Continuing my leisurely stroll across the fairways and sand pit bunkers towards the distant sea shore, the Firth of Clyde, I eventually came to the edge of a fairly steep but shallow sand cliff falling away to the firmer sand of the foreshore and, scrambling down, I reached the beach. To my left in the distance I could see some buildings and houses marking the outskirts of Troon and jutting out into the Firth of Clyde, a jetty, Troon harbour. No sign of an aircraft carrier and certainly no room for one anyway. So it did not seem that my posting would be to do with seaborne aircraft. Some few hundred yards from the shore a number of nondescript vessels were riding at anchor or moving slowly towards the shore.

In the middle distance I could see many khaki clad figures carrying out all sorts of strange antics. Crawling on hands and knees and diving for cover behind bushes to a background of small arms fire. Returning my gaze to sea I noticed that one of the flat nosed, slab sided boats was making it’s way shore wards. On and on it came, surely it will run aground if it continues. I was right, it did run aground and as it did so, the flat nose dropped into the water with a splash and a number of khaki clad figures rushed down the ramp formed by the flat nose slab and on to the shore. Within minutes they were exchanging fire with some hidden defenders somewhere in the bushes and esparto grass at the far end of the limits of the golf course. Some of the exchange fire gave way to hand to hand fighting and now and again figures would fall, either shot or laid out by blows. Eventually a flag was hoisted and the lively combat ceased and the dead soldiers miraculously regained their lives and got up from the beach and mixed with those that had just killed them. The flat nosed ship backed off raising its ramp and then turned its nose out to sea. It hadn’t stuck in the sand as I had expected.

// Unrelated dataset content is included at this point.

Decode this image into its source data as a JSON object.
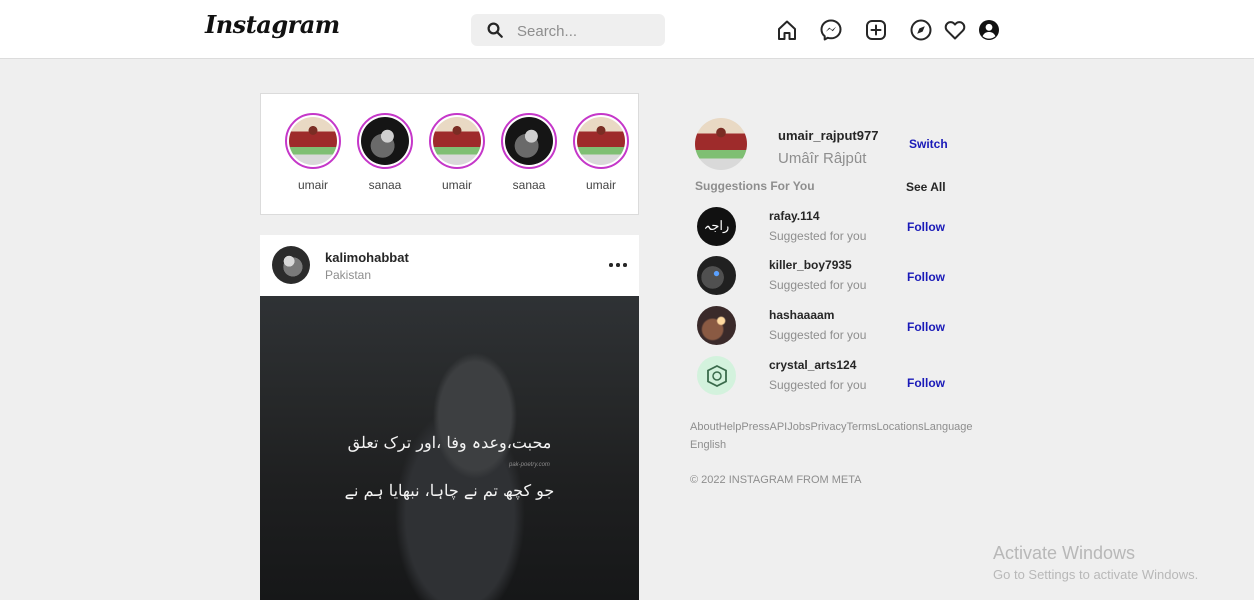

To my right, activity of another sort was being played out. In the distance ships could be seen entering and leaving the River Clyde. Those coming downstream were gathering together joining several ships already at anchor. An Atlantic convoy was forming and soon it would be steaming off into the North Atlantic and into the arms of the waiting hunter-killer packs of U-Boats. Directly across the water in front of me was a large piece of land rising from the sea, the Isle of Arran. I’d like to visit it one day. For a while I continued to watch the scene and then decided I had better make my way back.

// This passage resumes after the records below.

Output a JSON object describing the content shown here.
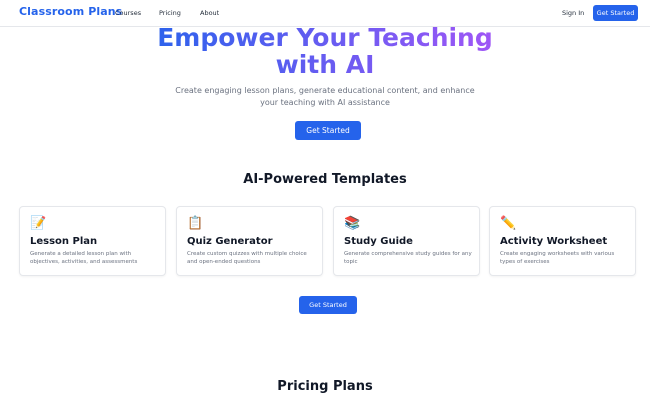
{
  "nav": {
    "brand": "Classroom Plans",
    "links": [
      "Courses",
      "Pricing",
      "About"
    ],
    "signin": "Sign In",
    "cta": "Get Started"
  },
  "hero": {
    "title_line1": "Empower Your Teaching",
    "title_line2": "with AI",
    "subtitle": "Create engaging lesson plans, generate educational content, and enhance your teaching with AI assistance",
    "cta": "Get Started",
    "gradient": [
      "#2563eb",
      "#a855f7"
    ]
  },
  "templates": {
    "title": "AI-Powered Templates",
    "cards": [
      {
        "icon": "memo-icon",
        "emoji": "📝",
        "title": "Lesson Plan",
        "desc": "Generate a detailed lesson plan with objectives, activities, and assessments"
      },
      {
        "icon": "clipboard-icon",
        "emoji": "📋",
        "title": "Quiz Generator",
        "desc": "Create custom quizzes with multiple choice and open-ended questions"
      },
      {
        "icon": "books-icon",
        "emoji": "📚",
        "title": "Study Guide",
        "desc": "Generate comprehensive study guides for any topic"
      },
      {
        "icon": "pencil-icon",
        "emoji": "✏️",
        "title": "Activity Worksheet",
        "desc": "Create engaging worksheets with various types of exercises"
      }
    ],
    "cta": "Get Started"
  },
  "pricing": {
    "title": "Pricing Plans"
  },
  "colors": {
    "accent": "#2563eb",
    "muted_text": "#6b7280",
    "border": "#e5e7eb"
  }
}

Retracing my steps, I thought about all I had seen and my curiosity was now at boiling point. Again, the question – what part would the RAF be playing and just how would they fit in with flat nosed vessels grounding on some beach or other? And what about aircraft? So far they had played no part whatsoever in the scenes I had witnessed. I must tackle Turner and see what gen I could get out of him.

As I suspected, it did not amount to much. He thought for a moment or two before replying to my question, then he said “the day is well advanced and what you will have to absorb from the files and papers you will have to wade through cannot be done in the odd hour or so and until you have taken in all you have read you are in no position to ask intelligent questions, so I suggest you finish the day off with a visit to the MT Section, the Map Room, the Armoury. You won’t be able to absorb all in those Sections but you will be able to introduce yourself and find out where each one is. Map reading will play a large part of your training, so a visit there will be helpful”. I departed, little the wiser but at least I had detected a note of approval at the interest I had displayed in all I had seen.

I spent a very interesting couple of hours in the various Sections and had the advantage of being the first, and so far, only RAF Officer assigned to operational training. The beer I had at the bar that night went down very well, with a vague sort of feeling that I had at last got some sort of start – but to what? Oh well, another pint please.


Bill Brown’s wartime memoir runs to a weighty thirty four chapters. Further extracts from his remarkable story will appear in future editions of the Newsletter.